Caveat: You Already Are

Last night, Ken, Curt and I were having a kind of light-hearted discussion of life-goals. Curt was going to get a fancy house and have a successful business – but I already knew that. Ken was going to become a billionaire entrepreneur. I know he likes to think big, too, though I have my skepticisms. I really get tired of most people's obsession with making money as the measure of success (and to be clear, I don't view it as a necessarily Korean fault – other cultures are just as bad, including my own). Just the other day, in surveying a debate class about the question, "Money is the most important thing," I got all PROs and zero CONs. The money-obsession is everywhere.

I try to take it in stride, however, and stay light-hearted about it.

In a joking tone (but with utter sincerity lurking just below the surface) I said, "I want to become a Buddhist monk." Without pause, and in unison (but without consulting one another even in a glance), Curt and Ken both said, "You already are."

This was interesting.
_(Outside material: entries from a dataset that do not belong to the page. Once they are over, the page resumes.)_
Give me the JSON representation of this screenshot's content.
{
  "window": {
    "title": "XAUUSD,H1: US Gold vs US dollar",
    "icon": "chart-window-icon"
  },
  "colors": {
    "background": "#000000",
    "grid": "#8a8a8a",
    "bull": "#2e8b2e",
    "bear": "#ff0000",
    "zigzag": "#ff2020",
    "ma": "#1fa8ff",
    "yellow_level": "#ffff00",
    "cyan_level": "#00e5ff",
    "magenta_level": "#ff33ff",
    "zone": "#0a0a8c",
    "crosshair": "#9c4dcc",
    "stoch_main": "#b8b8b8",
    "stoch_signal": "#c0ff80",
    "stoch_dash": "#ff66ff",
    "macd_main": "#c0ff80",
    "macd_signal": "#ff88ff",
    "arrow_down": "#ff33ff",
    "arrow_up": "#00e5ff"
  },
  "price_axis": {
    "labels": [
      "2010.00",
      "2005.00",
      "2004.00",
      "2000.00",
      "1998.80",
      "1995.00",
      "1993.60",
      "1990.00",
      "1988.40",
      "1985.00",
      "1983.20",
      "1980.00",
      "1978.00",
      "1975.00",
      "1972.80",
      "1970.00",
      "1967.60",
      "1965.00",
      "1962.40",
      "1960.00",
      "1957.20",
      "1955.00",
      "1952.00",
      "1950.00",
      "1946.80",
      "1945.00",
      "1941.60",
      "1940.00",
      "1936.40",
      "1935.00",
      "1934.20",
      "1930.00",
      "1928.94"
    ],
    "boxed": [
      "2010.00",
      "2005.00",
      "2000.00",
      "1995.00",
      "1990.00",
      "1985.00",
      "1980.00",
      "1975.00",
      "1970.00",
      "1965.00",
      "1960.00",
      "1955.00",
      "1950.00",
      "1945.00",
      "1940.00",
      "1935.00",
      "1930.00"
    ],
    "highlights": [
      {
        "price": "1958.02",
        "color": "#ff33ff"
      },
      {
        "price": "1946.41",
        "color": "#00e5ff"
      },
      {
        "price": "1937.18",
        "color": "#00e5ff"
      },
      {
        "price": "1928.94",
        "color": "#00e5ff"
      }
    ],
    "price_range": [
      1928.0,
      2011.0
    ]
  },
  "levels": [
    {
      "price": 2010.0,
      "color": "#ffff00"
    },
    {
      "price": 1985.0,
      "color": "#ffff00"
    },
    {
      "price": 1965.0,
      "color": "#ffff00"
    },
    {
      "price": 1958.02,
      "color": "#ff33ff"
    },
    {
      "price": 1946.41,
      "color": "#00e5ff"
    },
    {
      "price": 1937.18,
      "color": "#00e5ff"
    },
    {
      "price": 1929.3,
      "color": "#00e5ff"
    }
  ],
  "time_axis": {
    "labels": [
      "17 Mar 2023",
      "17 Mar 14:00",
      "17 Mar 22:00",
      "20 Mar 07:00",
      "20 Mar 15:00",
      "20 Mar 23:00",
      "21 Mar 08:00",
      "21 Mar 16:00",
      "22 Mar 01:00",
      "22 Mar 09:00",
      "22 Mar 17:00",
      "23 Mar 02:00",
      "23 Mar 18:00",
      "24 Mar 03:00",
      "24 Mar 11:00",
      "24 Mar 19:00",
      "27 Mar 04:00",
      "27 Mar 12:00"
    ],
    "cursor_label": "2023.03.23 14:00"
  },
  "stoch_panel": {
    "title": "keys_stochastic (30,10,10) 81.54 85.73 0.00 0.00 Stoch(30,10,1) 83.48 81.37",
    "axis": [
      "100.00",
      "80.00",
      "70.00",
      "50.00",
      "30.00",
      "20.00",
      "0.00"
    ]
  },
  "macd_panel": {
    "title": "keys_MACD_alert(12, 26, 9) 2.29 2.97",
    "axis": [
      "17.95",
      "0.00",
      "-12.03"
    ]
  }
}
On the one hand, it shows that my inclinations are pretty transparent. But it also led me to think another thing: if I already am, I don't really need to plan on that, do I?

Caveat: He’s, Like, Retarded
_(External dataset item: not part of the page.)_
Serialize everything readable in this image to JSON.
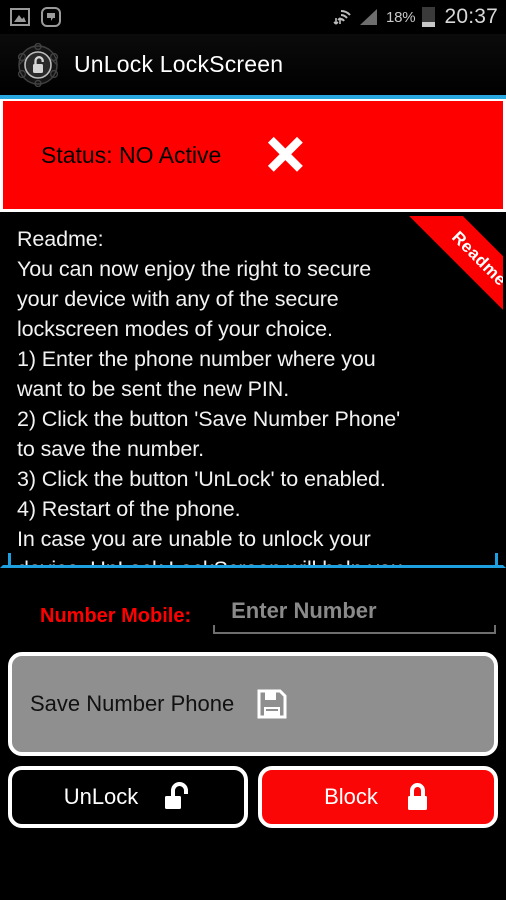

In class today some student was acting like an idiot. This happens. They're kids. I muttered something under my breath. It was just a spur of the moment thing, but I guess I'm learning Korean, a little bit. Another student said, "Wow, teacher. That's really good Korean."

What had I muttered under my breath? "장해인 같아…" [Jang-ae-in gat-a]. It's definitely not politically correct. In essence, it's the sort of things teenagers and pre-teens say to each other all the time. Roughly, "He's, like, retarded…"
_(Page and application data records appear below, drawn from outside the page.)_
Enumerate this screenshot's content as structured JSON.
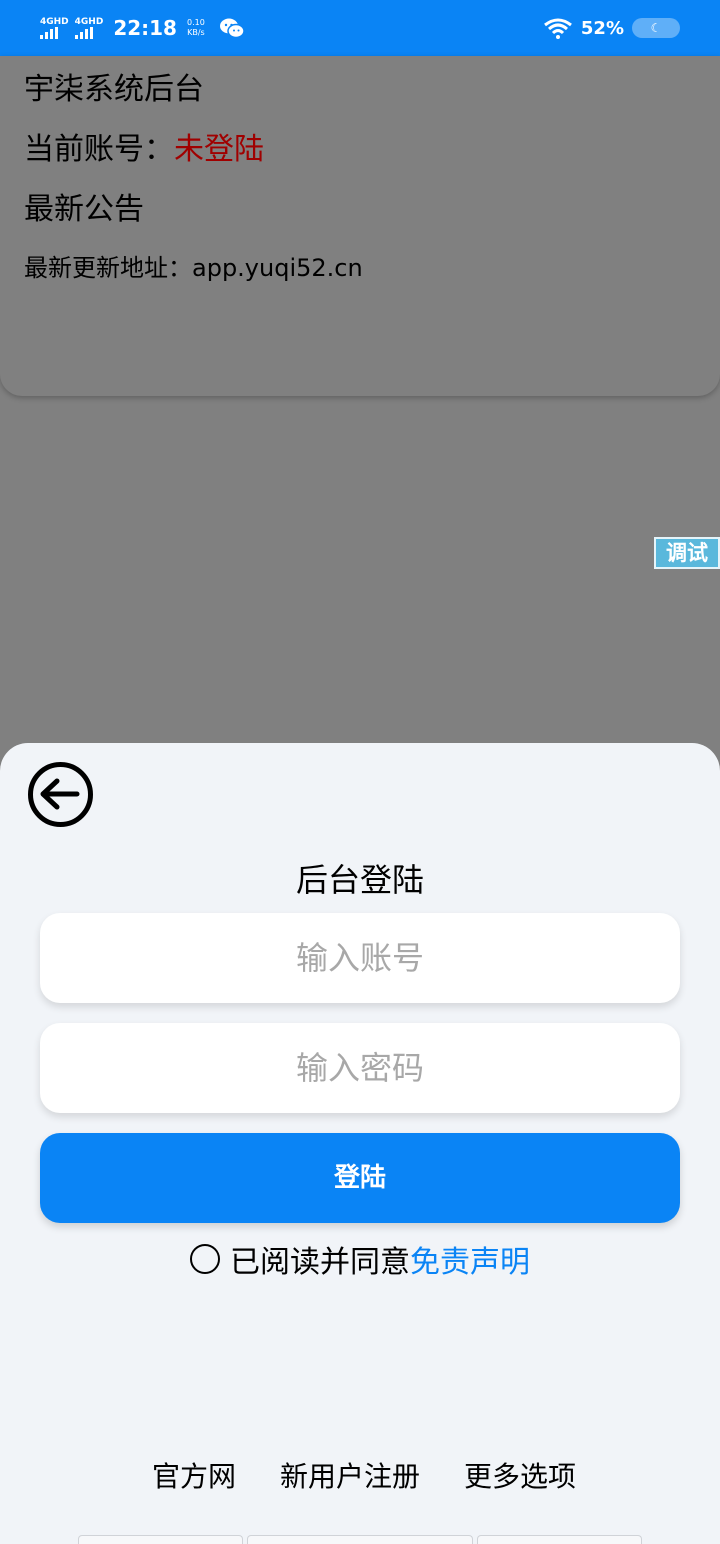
{
  "status_bar": {
    "signal1": "4GHD",
    "signal2": "4GHD",
    "time": "22:18",
    "speed_value": "0.10",
    "speed_unit": "KB/s",
    "battery": "52%",
    "app_icon": "wechat-icon"
  },
  "info_card": {
    "title": "宇柒系统后台",
    "account_label": "当前账号：",
    "account_status": "未登陆",
    "notice_title": "最新公告",
    "notice_text": "最新更新地址：app.yuqi52.cn"
  },
  "debug_button": "调试",
  "sheet": {
    "title": "后台登陆",
    "account_placeholder": "输入账号",
    "password_placeholder": "输入密码",
    "login_button": "登陆",
    "agree_text": "已阅读并同意",
    "agree_link": "免责声明",
    "footer": {
      "official_site": "官方网",
      "register": "新用户注册",
      "more_options": "更多选项"
    }
  },
  "colors": {
    "accent": "#0a84f5",
    "overlay": "#808080",
    "sheet_bg": "#f1f4f8",
    "warning_red": "#a00000",
    "debug_bg": "#5ab8dc"
  }
}
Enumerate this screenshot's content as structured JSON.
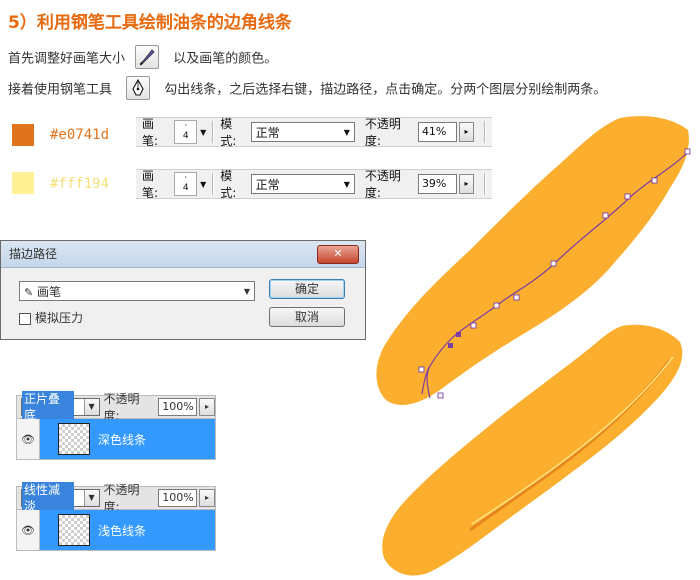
{
  "heading": "5）利用钢笔工具绘制油条的边角线条",
  "line1": {
    "before": "首先调整好画笔大小",
    "after": "以及画笔的颜色。"
  },
  "line2": {
    "before": "接着使用钢笔工具",
    "after": "勾出线条，之后选择右键，描边路径，点击确定。分两个图层分别绘制两条。"
  },
  "colors": {
    "dark_hex": "#e0741d",
    "light_hex": "#fff194",
    "dark_label": "#e0741d",
    "light_label": "#fff194",
    "accent": "#e86a0e",
    "selection": "#3399ff",
    "bread": "#fcae2e"
  },
  "options_bar_1": {
    "brush_label": "画笔:",
    "brush_size": "4",
    "mode_label": "模式:",
    "mode_value": "正常",
    "opacity_label": "不透明度:",
    "opacity_value": "41%"
  },
  "options_bar_2": {
    "brush_label": "画笔:",
    "brush_size": "4",
    "mode_label": "模式:",
    "mode_value": "正常",
    "opacity_label": "不透明度:",
    "opacity_value": "39%"
  },
  "dialog": {
    "title": "描边路径",
    "tool_value": "画笔",
    "simulate_pressure": "模拟压力",
    "ok": "确定",
    "cancel": "取消"
  },
  "layers_1": {
    "blend_mode": "正片叠底",
    "opacity_label": "不透明度:",
    "opacity_value": "100%",
    "layer_name": "深色线条"
  },
  "layers_2": {
    "blend_mode": "线性减淡",
    "opacity_label": "不透明度:",
    "opacity_value": "100%",
    "layer_name": "浅色线条"
  },
  "icons": {
    "brush": "brush-icon",
    "pen": "pen-tool-icon",
    "eye": "eye-icon",
    "close": "close-icon",
    "dropdown": "chevron-down-icon"
  }
}
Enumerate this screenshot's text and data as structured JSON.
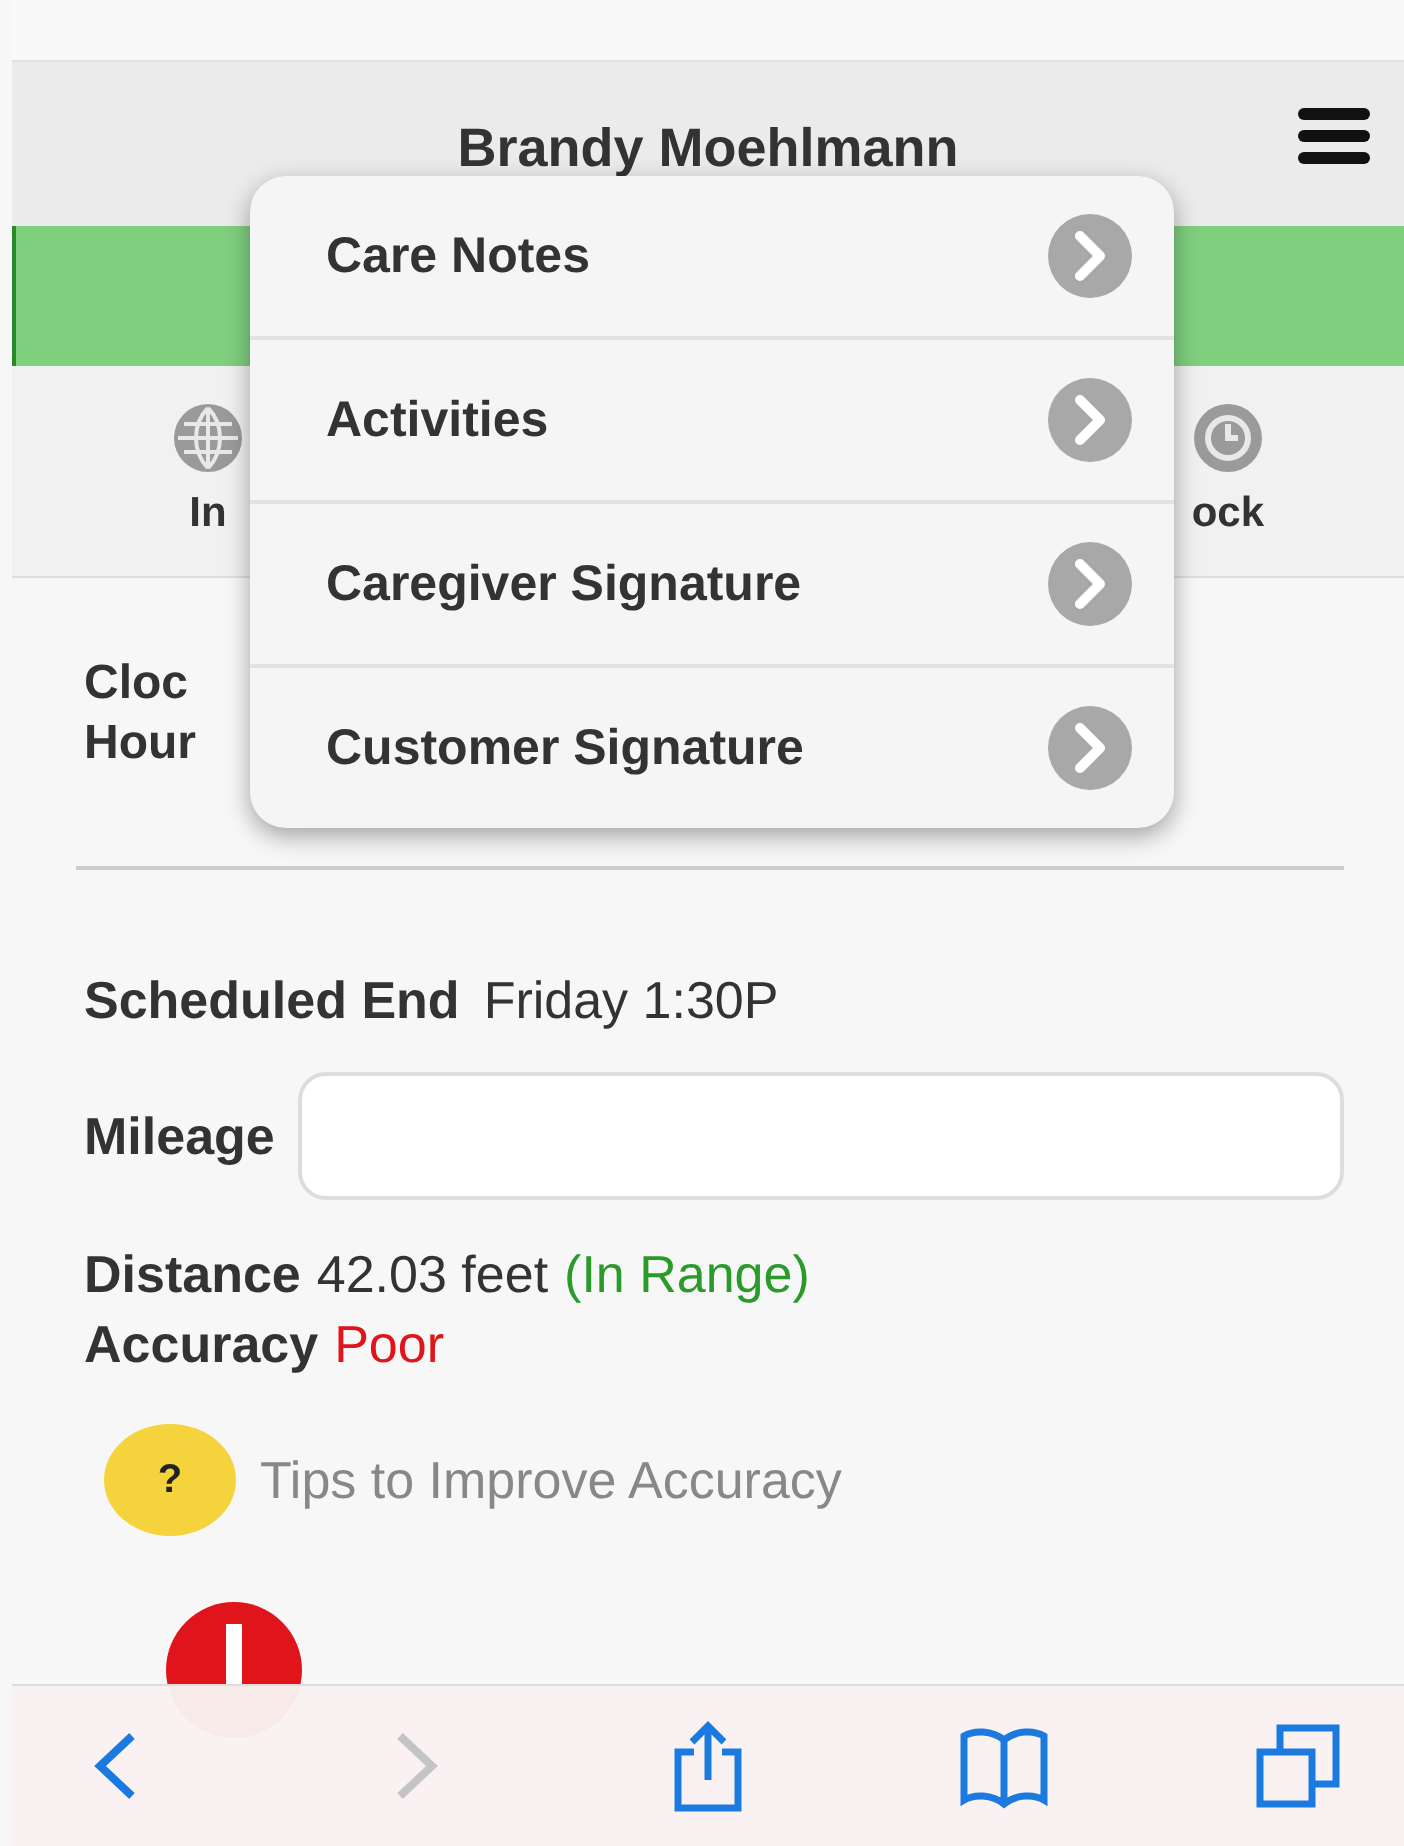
{
  "header": {
    "title": "Brandy Moehlmann"
  },
  "tabs": [
    {
      "kind": "globe",
      "label": "In"
    },
    {
      "kind": "clock",
      "label": "ock"
    }
  ],
  "menu": {
    "items": [
      {
        "label": "Care Notes"
      },
      {
        "label": "Activities"
      },
      {
        "label": "Caregiver Signature"
      },
      {
        "label": "Customer Signature"
      }
    ]
  },
  "clock_lines": [
    "Cloc",
    "Hour"
  ],
  "scheduled_end": {
    "label": "Scheduled End",
    "value": "Friday 1:30P"
  },
  "mileage": {
    "label": "Mileage"
  },
  "distance": {
    "label": "Distance",
    "value": "42.03 feet",
    "status": "(In Range)"
  },
  "accuracy": {
    "label": "Accuracy",
    "value": "Poor"
  },
  "tips": {
    "icon_text": "?",
    "label": "Tips to Improve Accuracy"
  },
  "toolbar": [
    {
      "kind": "back",
      "disabled": false
    },
    {
      "kind": "forward",
      "disabled": true
    },
    {
      "kind": "share",
      "disabled": false
    },
    {
      "kind": "bookmarks",
      "disabled": false
    },
    {
      "kind": "tabs",
      "disabled": false
    }
  ]
}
I felt embarrassed to say such a rude thing to a student, but weirdly proud to have said in flawless Korean (as reported by the other students. I supposed it goes toward a certain "street cred" with the other kids.

It's a sign of my environment that some of the things I know best in Korean are ways to insult kids in Korean.